:: Problem ::
Please show each line of the listing where "buffers" is present.

:: Information given ::
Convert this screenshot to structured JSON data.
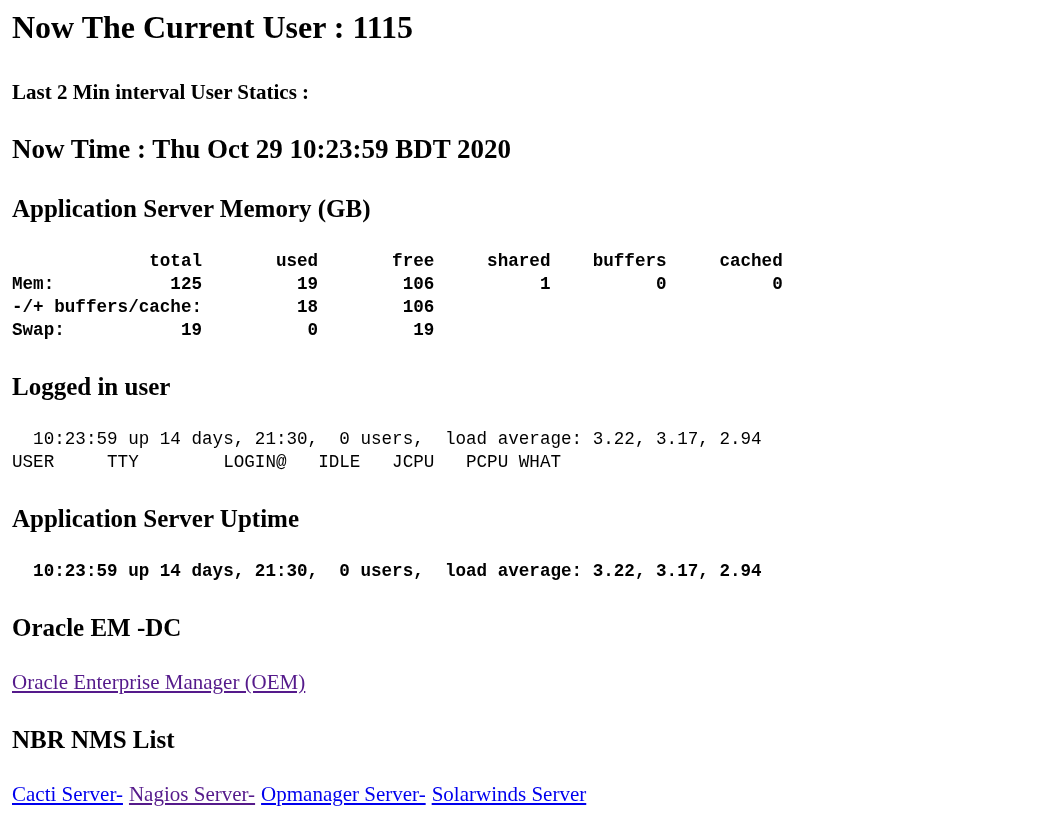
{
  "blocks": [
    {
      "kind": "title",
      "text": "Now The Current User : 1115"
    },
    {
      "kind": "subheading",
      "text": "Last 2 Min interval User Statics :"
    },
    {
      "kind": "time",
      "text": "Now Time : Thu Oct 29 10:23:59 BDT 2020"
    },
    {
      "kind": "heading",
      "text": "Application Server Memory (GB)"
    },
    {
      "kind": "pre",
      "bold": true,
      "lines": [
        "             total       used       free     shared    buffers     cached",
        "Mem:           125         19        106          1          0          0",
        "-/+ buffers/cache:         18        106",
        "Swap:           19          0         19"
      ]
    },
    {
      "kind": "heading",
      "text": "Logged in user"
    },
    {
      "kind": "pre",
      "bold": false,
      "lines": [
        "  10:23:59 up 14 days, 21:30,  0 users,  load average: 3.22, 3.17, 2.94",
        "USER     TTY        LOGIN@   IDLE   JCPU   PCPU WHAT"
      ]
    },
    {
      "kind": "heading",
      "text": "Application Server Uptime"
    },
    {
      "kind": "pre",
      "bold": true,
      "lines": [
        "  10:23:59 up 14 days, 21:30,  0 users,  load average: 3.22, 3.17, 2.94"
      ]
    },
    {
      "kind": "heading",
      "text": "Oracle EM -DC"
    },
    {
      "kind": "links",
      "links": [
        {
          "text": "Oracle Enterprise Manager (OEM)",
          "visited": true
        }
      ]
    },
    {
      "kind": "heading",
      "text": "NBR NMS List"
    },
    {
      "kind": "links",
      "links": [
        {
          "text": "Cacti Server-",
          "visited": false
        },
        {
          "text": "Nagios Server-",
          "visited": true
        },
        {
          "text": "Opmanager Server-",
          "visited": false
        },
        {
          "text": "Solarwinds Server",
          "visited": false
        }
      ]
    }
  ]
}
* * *
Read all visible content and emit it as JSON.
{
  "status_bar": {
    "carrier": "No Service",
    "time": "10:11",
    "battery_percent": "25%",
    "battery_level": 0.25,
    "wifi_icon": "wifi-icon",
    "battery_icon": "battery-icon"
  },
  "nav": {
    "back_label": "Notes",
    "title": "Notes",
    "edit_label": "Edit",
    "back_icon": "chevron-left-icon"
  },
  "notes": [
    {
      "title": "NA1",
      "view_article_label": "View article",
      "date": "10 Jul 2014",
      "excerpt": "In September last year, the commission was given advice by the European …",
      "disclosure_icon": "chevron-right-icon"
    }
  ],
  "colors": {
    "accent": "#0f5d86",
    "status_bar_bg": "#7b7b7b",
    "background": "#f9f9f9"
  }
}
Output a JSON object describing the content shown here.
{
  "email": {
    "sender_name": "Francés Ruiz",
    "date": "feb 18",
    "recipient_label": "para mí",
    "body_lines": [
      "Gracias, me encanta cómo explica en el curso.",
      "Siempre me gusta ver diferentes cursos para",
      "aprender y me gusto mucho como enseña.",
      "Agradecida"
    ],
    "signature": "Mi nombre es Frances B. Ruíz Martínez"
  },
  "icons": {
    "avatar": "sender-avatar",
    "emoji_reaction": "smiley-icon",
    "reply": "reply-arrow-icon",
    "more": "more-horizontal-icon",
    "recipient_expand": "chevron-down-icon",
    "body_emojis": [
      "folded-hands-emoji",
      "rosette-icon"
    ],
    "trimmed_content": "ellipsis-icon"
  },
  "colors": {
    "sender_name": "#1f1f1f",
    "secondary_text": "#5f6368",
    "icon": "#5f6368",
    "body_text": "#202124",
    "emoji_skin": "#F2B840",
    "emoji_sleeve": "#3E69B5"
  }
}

:: Expected answer ::
        "             total       used       free     shared    buffers     cached",
        "-/+ buffers/cache:         18        106",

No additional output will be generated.